Trickles of web content to become floods, sweeping away the cable industry? Maybe.

Henry Blodget at Silicon Alley Insider has a good insight about the threat to cable from online feeds, which are now a trickle but could become a flood.    Blodget notes about the agreement between Yahoo and CNET:

… cable companies, meanwhile, depend on monopoly access to networks like CNBC and cannot afford to be circumvented by, say, a live CNBC web feed (lest a web trickle become a flood)…

I think Cable still has a viable future for at least the next 5 years because convergence of media is going to take a lot longer than most think, and if Cable is smart they’ll find ways to be the key broadband conduit into the home as they already are for millions of American homes.    It seems to me that the internet is more threatening to information driven media like newspapers than it is to entertainment driven media.   The is partly just a bandwidth issue – currently it’s not realistic to expect people to buy, configure, and use the fledgling broadband movie services.     How soon will this change?    5+ years in my estimation.   Of course eventually super high bandwidth streaming into most homes will be the likely main paradigm for home entertainment, but this won’t happen for some time.   We are too stubborn to innovate nearly as fast as technology allows.

2 thoughts on “Trickles of web content to become floods, sweeping away the cable industry? Maybe.

  1. The three things that cable needs to do are:

    1. Adjust their rates down to be more competitive. Not just the gimmicky temporary discount, that no savvy consumer buys these days. Its an old trick that is played out.

    2. Cable (Comcast, in particular) continues to lose the information war. Much of this is due to bad information architecture on their site, poor marketing campaigns, and so forth.

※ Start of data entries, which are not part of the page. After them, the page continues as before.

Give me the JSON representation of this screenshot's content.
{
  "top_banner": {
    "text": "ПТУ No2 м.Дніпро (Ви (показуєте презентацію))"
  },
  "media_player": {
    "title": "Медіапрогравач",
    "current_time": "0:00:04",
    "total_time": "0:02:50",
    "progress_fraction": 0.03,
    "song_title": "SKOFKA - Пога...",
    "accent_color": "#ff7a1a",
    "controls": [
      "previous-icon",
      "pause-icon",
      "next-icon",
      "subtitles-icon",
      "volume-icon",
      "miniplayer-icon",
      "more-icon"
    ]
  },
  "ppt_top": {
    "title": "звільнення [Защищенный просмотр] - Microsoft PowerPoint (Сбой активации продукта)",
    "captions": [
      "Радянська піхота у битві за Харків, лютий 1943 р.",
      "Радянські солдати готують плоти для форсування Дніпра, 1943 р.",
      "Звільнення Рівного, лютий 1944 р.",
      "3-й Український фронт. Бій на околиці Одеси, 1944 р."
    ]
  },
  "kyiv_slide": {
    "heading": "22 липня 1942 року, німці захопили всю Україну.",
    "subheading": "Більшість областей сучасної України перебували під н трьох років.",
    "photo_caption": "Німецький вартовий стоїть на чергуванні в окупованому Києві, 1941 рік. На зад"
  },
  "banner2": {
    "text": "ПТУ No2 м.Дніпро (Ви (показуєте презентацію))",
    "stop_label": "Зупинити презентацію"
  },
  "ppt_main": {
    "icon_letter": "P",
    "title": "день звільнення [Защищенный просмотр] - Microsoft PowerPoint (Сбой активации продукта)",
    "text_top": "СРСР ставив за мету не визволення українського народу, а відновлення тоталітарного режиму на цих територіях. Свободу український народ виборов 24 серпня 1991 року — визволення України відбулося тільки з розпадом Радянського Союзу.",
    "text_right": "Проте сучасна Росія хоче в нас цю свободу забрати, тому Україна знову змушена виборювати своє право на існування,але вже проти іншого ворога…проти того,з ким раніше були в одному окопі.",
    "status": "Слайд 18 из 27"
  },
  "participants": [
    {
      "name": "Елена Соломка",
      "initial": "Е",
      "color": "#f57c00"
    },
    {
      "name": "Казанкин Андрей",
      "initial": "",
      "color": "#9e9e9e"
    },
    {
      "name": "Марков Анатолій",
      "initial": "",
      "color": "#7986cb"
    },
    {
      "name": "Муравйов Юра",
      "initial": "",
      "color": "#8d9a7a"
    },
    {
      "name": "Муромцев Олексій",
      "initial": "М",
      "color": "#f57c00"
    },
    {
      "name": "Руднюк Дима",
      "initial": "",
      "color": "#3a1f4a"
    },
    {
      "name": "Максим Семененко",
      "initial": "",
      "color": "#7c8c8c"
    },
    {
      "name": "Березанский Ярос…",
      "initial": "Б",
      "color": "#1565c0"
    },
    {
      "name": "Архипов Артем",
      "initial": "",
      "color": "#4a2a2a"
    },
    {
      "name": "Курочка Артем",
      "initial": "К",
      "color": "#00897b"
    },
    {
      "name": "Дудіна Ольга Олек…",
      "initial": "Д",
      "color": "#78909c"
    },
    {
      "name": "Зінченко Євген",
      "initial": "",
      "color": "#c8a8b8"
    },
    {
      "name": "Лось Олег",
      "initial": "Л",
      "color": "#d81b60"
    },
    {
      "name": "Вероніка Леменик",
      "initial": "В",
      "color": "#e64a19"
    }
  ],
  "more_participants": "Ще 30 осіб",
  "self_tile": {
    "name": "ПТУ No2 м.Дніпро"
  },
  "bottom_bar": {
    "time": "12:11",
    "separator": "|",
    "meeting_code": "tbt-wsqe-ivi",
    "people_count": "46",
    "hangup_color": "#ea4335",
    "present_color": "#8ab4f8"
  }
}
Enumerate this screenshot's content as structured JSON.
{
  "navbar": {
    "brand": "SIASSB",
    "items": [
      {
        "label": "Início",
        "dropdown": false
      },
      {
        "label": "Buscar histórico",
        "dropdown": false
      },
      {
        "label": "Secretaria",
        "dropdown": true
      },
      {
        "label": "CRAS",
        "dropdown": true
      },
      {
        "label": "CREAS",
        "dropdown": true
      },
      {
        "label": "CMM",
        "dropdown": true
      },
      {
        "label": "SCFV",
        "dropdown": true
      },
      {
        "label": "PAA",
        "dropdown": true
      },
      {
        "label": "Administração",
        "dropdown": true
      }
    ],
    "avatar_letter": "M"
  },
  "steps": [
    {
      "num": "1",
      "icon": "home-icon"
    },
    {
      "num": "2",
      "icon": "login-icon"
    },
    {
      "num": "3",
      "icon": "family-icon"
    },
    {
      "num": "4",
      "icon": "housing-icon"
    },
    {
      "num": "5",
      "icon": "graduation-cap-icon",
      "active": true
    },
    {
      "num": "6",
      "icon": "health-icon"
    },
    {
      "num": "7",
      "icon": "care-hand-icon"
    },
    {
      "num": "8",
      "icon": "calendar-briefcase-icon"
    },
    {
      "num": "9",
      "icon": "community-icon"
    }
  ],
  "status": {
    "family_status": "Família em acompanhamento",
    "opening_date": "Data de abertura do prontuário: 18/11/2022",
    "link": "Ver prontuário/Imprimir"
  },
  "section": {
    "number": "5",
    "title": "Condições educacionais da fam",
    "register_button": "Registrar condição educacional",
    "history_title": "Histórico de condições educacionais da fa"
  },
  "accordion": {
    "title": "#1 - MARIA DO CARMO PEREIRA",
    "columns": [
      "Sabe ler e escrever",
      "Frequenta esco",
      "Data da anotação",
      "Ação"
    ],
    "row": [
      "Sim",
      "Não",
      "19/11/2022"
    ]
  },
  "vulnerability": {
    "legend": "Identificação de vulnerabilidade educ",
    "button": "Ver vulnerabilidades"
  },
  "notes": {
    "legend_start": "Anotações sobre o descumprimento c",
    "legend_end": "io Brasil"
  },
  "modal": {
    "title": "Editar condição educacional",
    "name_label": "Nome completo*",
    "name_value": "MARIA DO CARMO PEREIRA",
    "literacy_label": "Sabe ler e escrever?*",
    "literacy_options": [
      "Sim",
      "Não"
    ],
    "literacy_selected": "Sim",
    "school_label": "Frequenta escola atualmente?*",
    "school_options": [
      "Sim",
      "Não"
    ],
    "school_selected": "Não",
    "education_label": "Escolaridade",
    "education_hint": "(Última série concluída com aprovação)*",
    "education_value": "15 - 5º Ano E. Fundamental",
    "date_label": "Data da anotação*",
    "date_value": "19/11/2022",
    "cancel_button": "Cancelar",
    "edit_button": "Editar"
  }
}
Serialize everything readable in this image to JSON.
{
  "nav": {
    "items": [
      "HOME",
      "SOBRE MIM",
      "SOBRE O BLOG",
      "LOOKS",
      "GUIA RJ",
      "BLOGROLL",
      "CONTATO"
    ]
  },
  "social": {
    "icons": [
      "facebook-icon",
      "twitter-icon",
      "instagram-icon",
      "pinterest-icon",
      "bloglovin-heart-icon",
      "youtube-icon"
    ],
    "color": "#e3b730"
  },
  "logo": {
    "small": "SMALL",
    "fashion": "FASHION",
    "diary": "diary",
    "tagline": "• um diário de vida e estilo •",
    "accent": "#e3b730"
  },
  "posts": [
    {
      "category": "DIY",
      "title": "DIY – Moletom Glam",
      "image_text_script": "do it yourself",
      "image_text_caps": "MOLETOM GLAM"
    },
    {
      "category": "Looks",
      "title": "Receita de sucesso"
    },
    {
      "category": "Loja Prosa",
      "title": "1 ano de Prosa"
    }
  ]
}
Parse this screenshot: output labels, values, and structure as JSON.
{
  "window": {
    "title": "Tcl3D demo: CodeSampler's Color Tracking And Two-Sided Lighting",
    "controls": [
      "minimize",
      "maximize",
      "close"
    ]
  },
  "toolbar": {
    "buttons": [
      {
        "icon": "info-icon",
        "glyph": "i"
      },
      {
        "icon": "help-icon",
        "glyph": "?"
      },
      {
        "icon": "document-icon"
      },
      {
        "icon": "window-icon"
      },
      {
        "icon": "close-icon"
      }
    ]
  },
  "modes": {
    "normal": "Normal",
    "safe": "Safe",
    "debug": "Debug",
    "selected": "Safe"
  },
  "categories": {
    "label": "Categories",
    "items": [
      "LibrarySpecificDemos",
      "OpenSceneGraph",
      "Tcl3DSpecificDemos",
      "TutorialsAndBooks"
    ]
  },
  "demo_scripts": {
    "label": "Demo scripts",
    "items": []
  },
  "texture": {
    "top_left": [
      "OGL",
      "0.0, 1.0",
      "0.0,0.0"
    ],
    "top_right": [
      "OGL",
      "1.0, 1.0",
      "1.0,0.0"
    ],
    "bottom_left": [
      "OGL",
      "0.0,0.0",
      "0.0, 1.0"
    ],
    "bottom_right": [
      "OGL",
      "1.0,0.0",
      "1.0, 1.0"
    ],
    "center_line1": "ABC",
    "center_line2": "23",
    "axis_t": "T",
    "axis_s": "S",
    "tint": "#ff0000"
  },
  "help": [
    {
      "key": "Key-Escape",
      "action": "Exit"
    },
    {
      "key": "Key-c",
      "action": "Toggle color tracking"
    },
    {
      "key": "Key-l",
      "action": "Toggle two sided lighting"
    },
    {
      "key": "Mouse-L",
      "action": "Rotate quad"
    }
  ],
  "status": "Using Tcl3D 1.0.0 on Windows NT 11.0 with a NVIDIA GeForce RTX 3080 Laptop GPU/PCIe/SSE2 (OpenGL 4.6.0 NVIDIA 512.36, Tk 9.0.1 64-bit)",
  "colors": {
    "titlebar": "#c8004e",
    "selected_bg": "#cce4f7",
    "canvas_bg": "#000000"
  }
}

    3. Create a system of choosing the channels that you want without being stuck with a bundle of 75 music channels I never use, dozens of sports channels I don’t watch, religious channels I could give a rip about, and home shopping channels that I never even look at. /*I want to choose the channels I pay for*/, and get rid of the rest. One of these days a company is going to figure out that if you give consumers what they want, they will pay you for it. With all of the MBAs floating around looking for billion dollar ideas, surely someone is smart enough to create a business model that accomplishes this single, huge consumer priority…

    I recently switched to Comcast from Qwest for a variety of reasons (primarily work-related, despite my hatred of cable price gouging), and I have to say, my connection is MUCH more stable and much faster than it is with Qwest. And this despite my long-standing impression (based on the blather of marketing done by DSL and satellite companies) that cable modem suffers from more users sharing a single cable. That is true to a degree, but these days, it never falls to the comparably-priced low levels of common DSL. But, Qwest and companies like them are winning the information war, as stated above.

    In fact, the pricing of my Comcast package is the same as my Qwest package, and Qwest does not include television. This was NOT my impression, until I actually spoke with Comcast on the phone.

    And let me reiterate – I HATE cable companies for their deregulated gouging.

    To survive/thrive, cable needs to get it together – get the price down, and get the message out about their offerings and technology superiority. According to the sales person, they are offering 150-200MB down speeds in some areas, today. Compare that to the max 7MB download speed of top-dollar DSL, and even with shared cable technology, cable will likely always be faster.

Leave a Reply

Fill in your details below or click an icon to log in: Logo

You are commenting using your account. Log Out /  Change )

Facebook photo

You are commenting using your Facebook account. Log Out /  Change )

Connecting to %s